  12. Most FAQ'ers use POR-15 products and are very satisfied. I have always used Rust-Mort by SEM for all surface rust issues and am very pleased with the product. Apply, incubate/soak/brush, rinse. Repeat. Dry. Paint. Very efficient product; a little goes a long way. Keep it out of your eyes and don't spill it on concrete (turns concrete white).
  13. I used the OEM brackets shown by fjordtii in the front and OEM brackets in the rear. After the fittings, drillings, tweakings, and conversions were completed, the bumpers were removed, repaired, and rechromed while the car received total body work during which the 5 large US bumper holes were enclosed. Do not weld these brackets into place on either end. Use bolts, washers, and nuts. Think "adjustment". I mounted the front brackets through the caverns before filling them. Large holes = lots of room. However, I had to cut slots into the the nose panel at the bottom of each front cavern to accommodate the need to mount the front brackets lower than the original US location, i.e., lower than the large holes allowed. See Mike's comment re: this above. Some frame rails have circles or areas indicating where to drill (hard to find). Don't count on finding them. Total of 4 inner rail and 4 outer rail holes. Drilling is quite difficult in these locations. Try attaching the brackets to the bumpers first, then putting the bumper in place where you want it, and then looking for the holes in the brackets to find where to drill in the frame rails. You MUST be accurate in locating where to drill, in performing the drilling, drilling through BOTH sides of each rail, etc. On each rail, a very small difference in hole placement can and likely will make the bumper point down or up - not desirable = when they should be level.
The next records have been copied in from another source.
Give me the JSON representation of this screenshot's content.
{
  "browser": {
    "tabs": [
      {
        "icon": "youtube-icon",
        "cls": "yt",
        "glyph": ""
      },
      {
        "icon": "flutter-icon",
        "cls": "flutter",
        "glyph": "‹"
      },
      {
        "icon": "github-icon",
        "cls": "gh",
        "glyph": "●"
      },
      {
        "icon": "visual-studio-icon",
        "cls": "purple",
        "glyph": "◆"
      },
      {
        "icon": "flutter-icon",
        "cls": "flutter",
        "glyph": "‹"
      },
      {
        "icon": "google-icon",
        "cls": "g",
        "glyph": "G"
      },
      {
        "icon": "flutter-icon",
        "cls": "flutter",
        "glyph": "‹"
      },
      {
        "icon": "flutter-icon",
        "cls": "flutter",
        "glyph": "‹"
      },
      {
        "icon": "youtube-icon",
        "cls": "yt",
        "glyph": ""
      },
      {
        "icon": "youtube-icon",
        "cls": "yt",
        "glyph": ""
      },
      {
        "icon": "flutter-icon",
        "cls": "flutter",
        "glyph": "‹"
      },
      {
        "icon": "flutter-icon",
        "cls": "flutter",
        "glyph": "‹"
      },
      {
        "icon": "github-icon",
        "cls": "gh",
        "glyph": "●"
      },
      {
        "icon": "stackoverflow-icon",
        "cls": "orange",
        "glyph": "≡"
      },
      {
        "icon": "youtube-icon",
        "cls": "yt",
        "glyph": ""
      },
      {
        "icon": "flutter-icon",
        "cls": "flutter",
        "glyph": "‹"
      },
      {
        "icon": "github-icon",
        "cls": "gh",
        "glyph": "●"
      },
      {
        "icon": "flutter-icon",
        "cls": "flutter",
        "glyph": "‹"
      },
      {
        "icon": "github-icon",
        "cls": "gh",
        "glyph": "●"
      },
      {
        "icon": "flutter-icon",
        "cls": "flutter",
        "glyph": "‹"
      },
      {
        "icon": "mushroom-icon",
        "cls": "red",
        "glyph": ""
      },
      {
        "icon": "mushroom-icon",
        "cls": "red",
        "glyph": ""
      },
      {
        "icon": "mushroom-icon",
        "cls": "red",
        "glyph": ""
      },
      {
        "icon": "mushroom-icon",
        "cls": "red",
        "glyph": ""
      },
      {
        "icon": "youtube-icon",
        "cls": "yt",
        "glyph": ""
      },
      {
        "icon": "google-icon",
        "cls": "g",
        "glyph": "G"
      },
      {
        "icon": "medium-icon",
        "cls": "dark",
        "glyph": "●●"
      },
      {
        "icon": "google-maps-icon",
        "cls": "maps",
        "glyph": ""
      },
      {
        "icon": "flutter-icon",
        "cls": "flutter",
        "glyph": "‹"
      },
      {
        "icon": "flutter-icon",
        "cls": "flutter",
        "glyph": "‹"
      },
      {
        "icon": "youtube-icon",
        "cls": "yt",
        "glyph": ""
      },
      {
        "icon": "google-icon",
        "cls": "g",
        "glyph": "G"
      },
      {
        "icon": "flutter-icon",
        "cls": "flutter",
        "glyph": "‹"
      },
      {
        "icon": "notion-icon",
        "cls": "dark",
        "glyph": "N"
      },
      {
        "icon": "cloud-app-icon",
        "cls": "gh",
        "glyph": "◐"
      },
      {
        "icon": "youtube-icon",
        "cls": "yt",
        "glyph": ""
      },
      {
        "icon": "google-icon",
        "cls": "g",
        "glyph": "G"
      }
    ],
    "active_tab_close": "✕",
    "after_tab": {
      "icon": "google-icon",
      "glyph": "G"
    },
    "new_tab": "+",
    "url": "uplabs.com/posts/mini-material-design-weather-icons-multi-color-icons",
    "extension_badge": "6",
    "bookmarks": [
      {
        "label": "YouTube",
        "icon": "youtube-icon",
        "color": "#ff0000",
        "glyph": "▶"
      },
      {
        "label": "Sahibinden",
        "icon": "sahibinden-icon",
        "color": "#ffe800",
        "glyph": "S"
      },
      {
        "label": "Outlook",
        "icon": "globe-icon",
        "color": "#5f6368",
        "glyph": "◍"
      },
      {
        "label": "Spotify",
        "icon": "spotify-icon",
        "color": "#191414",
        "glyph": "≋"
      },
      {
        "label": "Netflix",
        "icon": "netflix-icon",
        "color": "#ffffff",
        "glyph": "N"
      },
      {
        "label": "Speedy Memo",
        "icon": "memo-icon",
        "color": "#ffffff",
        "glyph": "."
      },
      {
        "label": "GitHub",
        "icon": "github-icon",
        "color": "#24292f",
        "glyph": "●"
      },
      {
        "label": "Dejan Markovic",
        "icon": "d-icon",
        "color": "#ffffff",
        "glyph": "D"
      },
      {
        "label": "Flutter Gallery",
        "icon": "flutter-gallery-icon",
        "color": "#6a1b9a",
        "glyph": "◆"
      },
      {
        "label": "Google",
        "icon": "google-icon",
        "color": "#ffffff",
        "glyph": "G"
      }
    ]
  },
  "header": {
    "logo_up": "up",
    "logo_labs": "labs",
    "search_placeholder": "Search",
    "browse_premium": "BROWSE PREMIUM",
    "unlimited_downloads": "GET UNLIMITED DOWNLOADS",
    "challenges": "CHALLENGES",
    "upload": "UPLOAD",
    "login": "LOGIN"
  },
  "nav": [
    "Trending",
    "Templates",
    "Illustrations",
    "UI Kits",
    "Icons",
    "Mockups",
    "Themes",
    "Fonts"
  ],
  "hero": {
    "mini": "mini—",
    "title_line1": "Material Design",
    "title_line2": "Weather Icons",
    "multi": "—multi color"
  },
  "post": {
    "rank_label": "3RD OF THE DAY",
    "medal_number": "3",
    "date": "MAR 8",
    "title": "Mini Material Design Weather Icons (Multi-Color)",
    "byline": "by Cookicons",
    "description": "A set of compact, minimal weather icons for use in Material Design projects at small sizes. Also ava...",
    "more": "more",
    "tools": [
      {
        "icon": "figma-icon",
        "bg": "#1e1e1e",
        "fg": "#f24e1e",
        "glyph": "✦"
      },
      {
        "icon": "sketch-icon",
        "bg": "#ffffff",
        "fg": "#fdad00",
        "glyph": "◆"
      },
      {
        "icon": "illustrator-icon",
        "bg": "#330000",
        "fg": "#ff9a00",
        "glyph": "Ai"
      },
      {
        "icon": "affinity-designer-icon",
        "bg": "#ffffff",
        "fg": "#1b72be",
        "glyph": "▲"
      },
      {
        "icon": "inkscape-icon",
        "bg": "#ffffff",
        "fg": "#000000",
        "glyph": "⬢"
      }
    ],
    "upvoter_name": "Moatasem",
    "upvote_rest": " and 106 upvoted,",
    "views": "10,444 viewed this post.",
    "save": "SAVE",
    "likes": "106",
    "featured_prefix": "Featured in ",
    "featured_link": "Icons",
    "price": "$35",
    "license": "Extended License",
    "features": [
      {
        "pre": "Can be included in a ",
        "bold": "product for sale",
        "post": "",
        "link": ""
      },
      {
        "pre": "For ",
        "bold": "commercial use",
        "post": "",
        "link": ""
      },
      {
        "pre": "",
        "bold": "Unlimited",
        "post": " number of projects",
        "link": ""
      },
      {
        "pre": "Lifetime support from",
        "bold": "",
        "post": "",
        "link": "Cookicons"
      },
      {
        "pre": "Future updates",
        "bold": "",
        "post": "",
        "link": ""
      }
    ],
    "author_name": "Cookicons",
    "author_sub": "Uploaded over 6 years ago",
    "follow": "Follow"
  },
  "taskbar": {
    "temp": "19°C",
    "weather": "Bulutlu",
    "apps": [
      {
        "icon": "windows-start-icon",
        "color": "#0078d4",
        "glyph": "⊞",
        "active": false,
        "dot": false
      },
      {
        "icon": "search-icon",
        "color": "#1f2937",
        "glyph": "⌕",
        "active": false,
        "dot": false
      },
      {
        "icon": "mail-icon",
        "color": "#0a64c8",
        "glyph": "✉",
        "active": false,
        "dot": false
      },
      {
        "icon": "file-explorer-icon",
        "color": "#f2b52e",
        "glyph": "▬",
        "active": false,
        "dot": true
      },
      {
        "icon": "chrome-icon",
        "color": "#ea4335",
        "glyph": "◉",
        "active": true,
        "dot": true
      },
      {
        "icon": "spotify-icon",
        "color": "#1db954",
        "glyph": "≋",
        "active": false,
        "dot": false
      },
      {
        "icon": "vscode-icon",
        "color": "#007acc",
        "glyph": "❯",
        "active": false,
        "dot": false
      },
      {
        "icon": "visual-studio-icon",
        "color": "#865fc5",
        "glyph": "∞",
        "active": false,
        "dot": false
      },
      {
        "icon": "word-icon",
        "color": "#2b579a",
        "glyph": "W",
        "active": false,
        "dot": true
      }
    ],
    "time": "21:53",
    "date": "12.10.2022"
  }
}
I found the drilling to be very difficult. Very. Very. You MUST constantly be measuring and looking at the angle of the bumper and making SURE it is level with whatever you want it to be level (usually the knee trim). Small errors here can result in obvious misalignments! I'm done. Good luck. Larry
  14. 1. Attend MidAmerica Fest 2020 2. 1970 (ti tribute) Project a. finish installing and tuning rebuilt dual Solexes (photo) b. continue the project by examining the drive train and suspension 4. 1974 tii: install a 245 5-speed and a 123 ignition 5. Drive the pee pee out of both of them Larry
  15. The 2002 badge and its placement were the first things I saw. Hmmm... At first sight, nothing about this car's presentation appears to be original...and then...that badge and it's exceedingly unusual/unoriginal placement. Cool. I like that old touch on this car. Eyes of '02 owners are likely to go straight to it, and, of course, form an opinion. Price? Between $5,000 and $50,000. I know that answer is not very informative. I suggest your following irdave's aforementioned advice.

  • Create New...

Important Information

We have placed cookies on your device to help make this website better. You can adjust your cookie settings, otherwise we'll assume you're okay to continue.